== Segment start ==

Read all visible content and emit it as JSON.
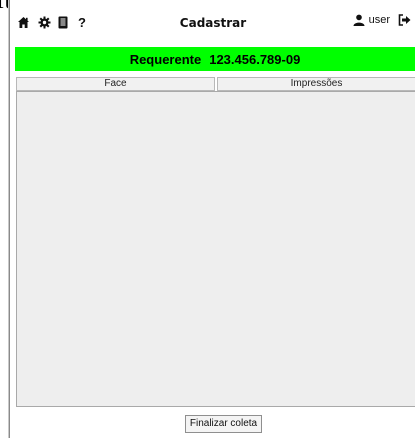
{
  "background_text": "ites:",
  "header": {
    "title": "Cadastrar",
    "user_label": "user",
    "icons": [
      "home-icon",
      "gear-icon",
      "book-icon",
      "help-icon",
      "user-icon",
      "logout-icon"
    ],
    "help_glyph": "?"
  },
  "banner": {
    "label": "Requerente",
    "cpf": "123.456.789-09",
    "color": "#00ff00"
  },
  "tabs": [
    {
      "label": "Face"
    },
    {
      "label": "Impressões"
    }
  ],
  "actions": {
    "finalize_label": "Finalizar coleta"
  }
}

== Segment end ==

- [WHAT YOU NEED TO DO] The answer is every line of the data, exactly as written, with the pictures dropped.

- [SOLUTION TO THIS PROBLEM]
Read all visible content and emit it as JSON.
{
  "background_text": "ites:",
  "header": {
    "title": "Cadastrar",
    "user_label": "user",
    "icons": [
      "home-icon",
      "gear-icon",
      "book-icon",
      "help-icon",
      "user-icon",
      "logout-icon"
    ],
    "help_glyph": "?"
  },
  "banner": {
    "label": "Requerente",
    "cpf": "123.456.789-09",
    "color": "#00ff00"
  },
  "tabs": [
    {
      "label": "Face"
    },
    {
      "label": "Impressões"
    }
  ],
  "actions": {
    "finalize_label": "Finalizar coleta"
  }
}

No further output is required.